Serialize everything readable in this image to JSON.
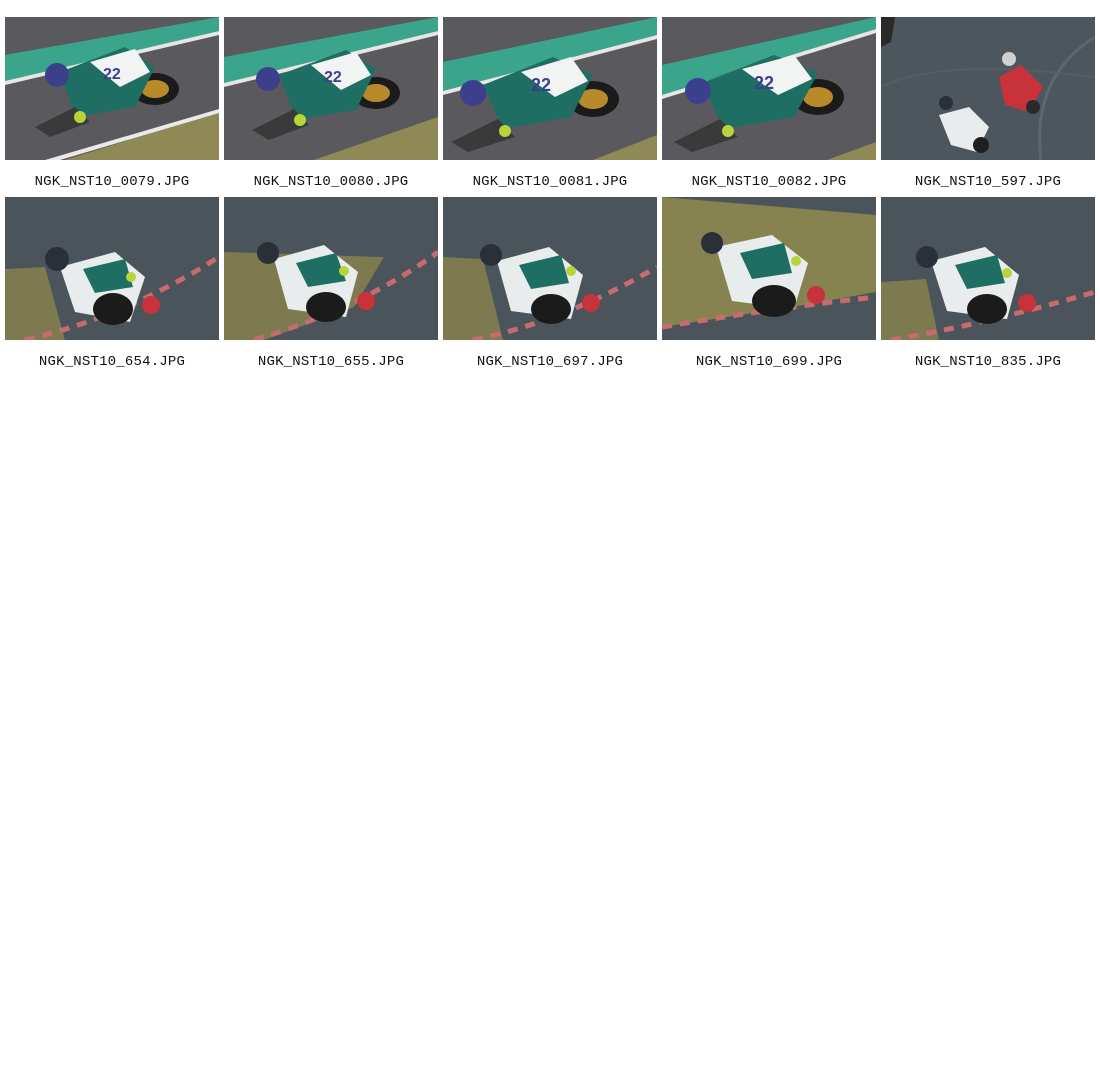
{
  "gallery": {
    "items": [
      {
        "filename": "NGK_NST10_0079.JPG",
        "scene": "dry"
      },
      {
        "filename": "NGK_NST10_0080.JPG",
        "scene": "dry"
      },
      {
        "filename": "NGK_NST10_0081.JPG",
        "scene": "dry"
      },
      {
        "filename": "NGK_NST10_0082.JPG",
        "scene": "dry"
      },
      {
        "filename": "NGK_NST10_597.JPG",
        "scene": "wet-two"
      },
      {
        "filename": "NGK_NST10_654.JPG",
        "scene": "wet"
      },
      {
        "filename": "NGK_NST10_655.JPG",
        "scene": "wet"
      },
      {
        "filename": "NGK_NST10_697.JPG",
        "scene": "wet"
      },
      {
        "filename": "NGK_NST10_699.JPG",
        "scene": "wet-grass"
      },
      {
        "filename": "NGK_NST10_835.JPG",
        "scene": "wet"
      }
    ]
  },
  "colors": {
    "track_dry": "#5a5a5e",
    "track_wet": "#4a545a",
    "teal_stripe": "#3aa58a",
    "grass": "#8f8a55",
    "fairing": "#f2f4f4",
    "livery_teal": "#1f6e64",
    "helmet_blue": "#3c3f8c",
    "rival_red": "#c8323a"
  }
}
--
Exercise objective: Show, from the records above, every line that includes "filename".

Solution:
        "filename": "NGK_NST10_0079.JPG",
        "filename": "NGK_NST10_0080.JPG",
        "filename": "NGK_NST10_0081.JPG",
        "filename": "NGK_NST10_0082.JPG",
        "filename": "NGK_NST10_597.JPG",
        "filename": "NGK_NST10_654.JPG",
        "filename": "NGK_NST10_655.JPG",
        "filename": "NGK_NST10_697.JPG",
        "filename": "NGK_NST10_699.JPG",
        "filename": "NGK_NST10_835.JPG",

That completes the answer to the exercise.